* [WHAT YOU NEED TO DO]:
Among the entries below, how many lines contain the string "JSON"? Reply with that number alone.

* [MATERIAL PROVIDED]:
##########

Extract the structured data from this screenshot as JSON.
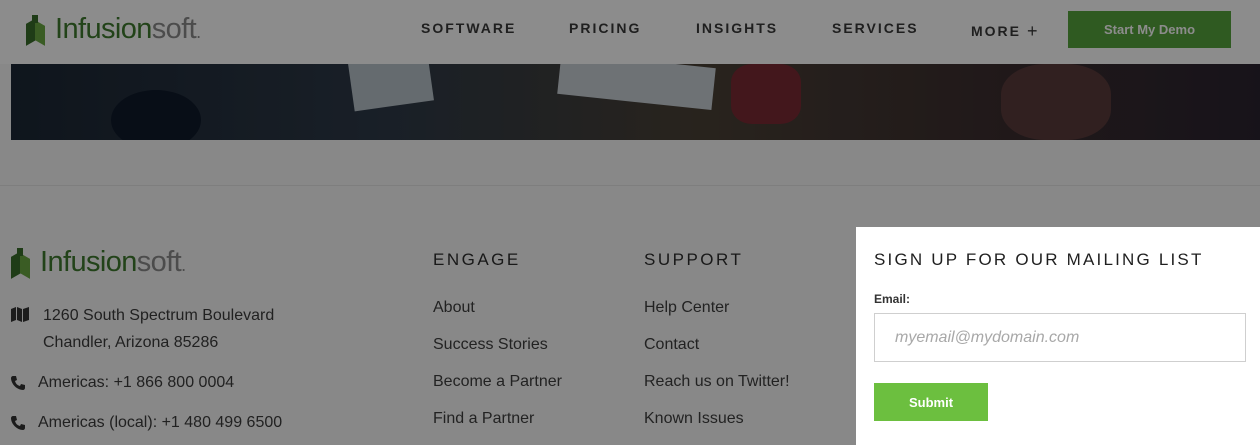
{
  "header": {
    "logo": {
      "part1": "Infusion",
      "part2": "soft",
      "dot": "."
    },
    "nav": [
      "SOFTWARE",
      "PRICING",
      "INSIGHTS",
      "SERVICES",
      "MORE"
    ],
    "more_plus": "+",
    "demo_button": "Start My Demo"
  },
  "footer": {
    "logo": {
      "part1": "Infusion",
      "part2": "soft",
      "dot": "."
    },
    "address": {
      "line1": "1260 South Spectrum Boulevard",
      "line2": "Chandler, Arizona 85286"
    },
    "phones": [
      "Americas: +1 866 800 0004",
      "Americas (local): +1 480 499 6500"
    ],
    "engage": {
      "heading": "ENGAGE",
      "links": [
        "About",
        "Success Stories",
        "Become a Partner",
        "Find a Partner"
      ]
    },
    "support": {
      "heading": "SUPPORT",
      "links": [
        "Help Center",
        "Contact",
        "Reach us on Twitter!",
        "Known Issues"
      ]
    }
  },
  "modal": {
    "title": "SIGN UP FOR OUR MAILING LIST",
    "email_label": "Email:",
    "email_placeholder": "myemail@mydomain.com",
    "submit": "Submit"
  },
  "colors": {
    "brand_green": "#3f7a2e",
    "button_green": "#56a43c",
    "submit_green": "#6cbf3f",
    "overlay": "rgba(0,0,0,0.45)"
  },
  "icons": [
    "map-icon",
    "phone-icon",
    "plus-icon",
    "logo-mark-icon"
  ]
}
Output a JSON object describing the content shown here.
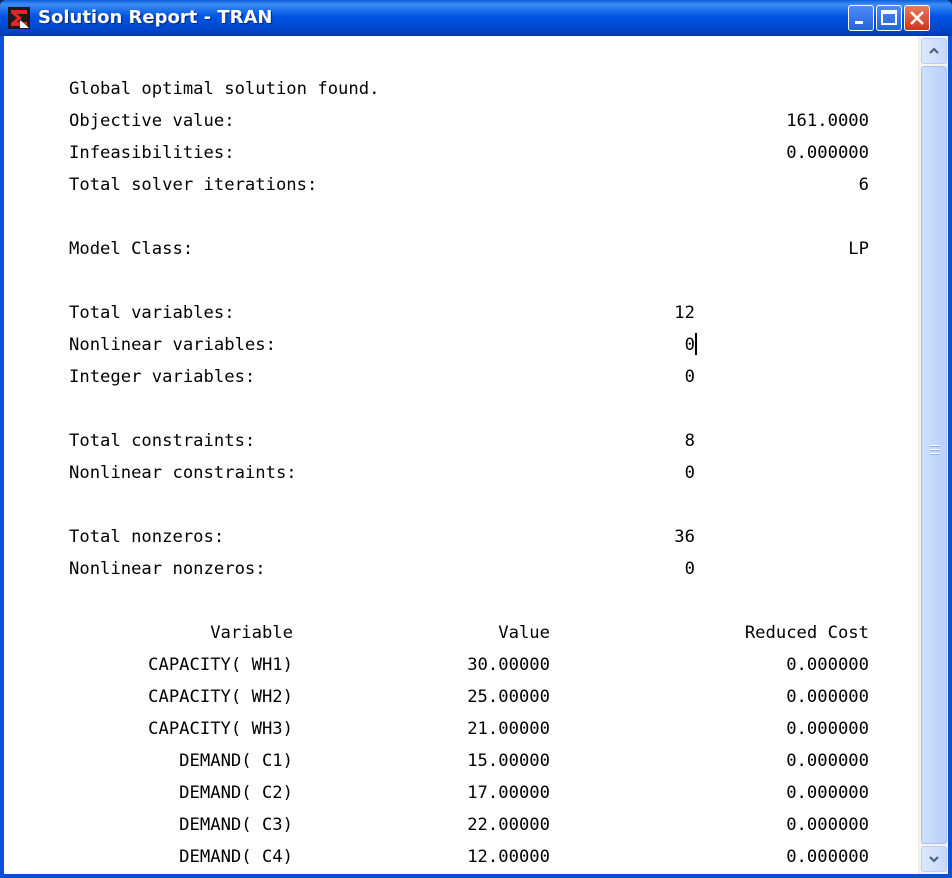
{
  "window": {
    "title": "Solution Report - TRAN",
    "icon": "lingo-sigma-icon",
    "buttons": [
      "minimize",
      "maximize",
      "close"
    ]
  },
  "report": {
    "status": "Global optimal solution found.",
    "objective_label": "Objective value:",
    "objective_value": "161.0000",
    "infeasibilities_label": "Infeasibilities:",
    "infeasibilities_value": "0.000000",
    "iterations_label": "Total solver iterations:",
    "iterations_value": "6",
    "model_class_label": "Model Class:",
    "model_class_value": "LP",
    "total_variables_label": "Total variables:",
    "total_variables_value": "12",
    "nonlinear_variables_label": "Nonlinear variables:",
    "nonlinear_variables_value": "0",
    "integer_variables_label": "Integer variables:",
    "integer_variables_value": "0",
    "total_constraints_label": "Total constraints:",
    "total_constraints_value": "8",
    "nonlinear_constraints_label": "Nonlinear constraints:",
    "nonlinear_constraints_value": "0",
    "total_nonzeros_label": "Total nonzeros:",
    "total_nonzeros_value": "36",
    "nonlinear_nonzeros_label": "Nonlinear nonzeros:",
    "nonlinear_nonzeros_value": "0",
    "columns": [
      "Variable",
      "Value",
      "Reduced Cost"
    ],
    "rows": [
      [
        "CAPACITY( WH1)",
        "30.00000",
        "0.000000"
      ],
      [
        "CAPACITY( WH2)",
        "25.00000",
        "0.000000"
      ],
      [
        "CAPACITY( WH3)",
        "21.00000",
        "0.000000"
      ],
      [
        "DEMAND( C1)",
        "15.00000",
        "0.000000"
      ],
      [
        "DEMAND( C2)",
        "17.00000",
        "0.000000"
      ],
      [
        "DEMAND( C3)",
        "22.00000",
        "0.000000"
      ],
      [
        "DEMAND( C4)",
        "12.00000",
        "0.000000"
      ]
    ]
  },
  "colors": {
    "titlebar": "#0055e5",
    "close_button": "#c9381b",
    "text": "#000000",
    "background": "#ffffff"
  }
}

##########

* [RESULT BELOW]:
2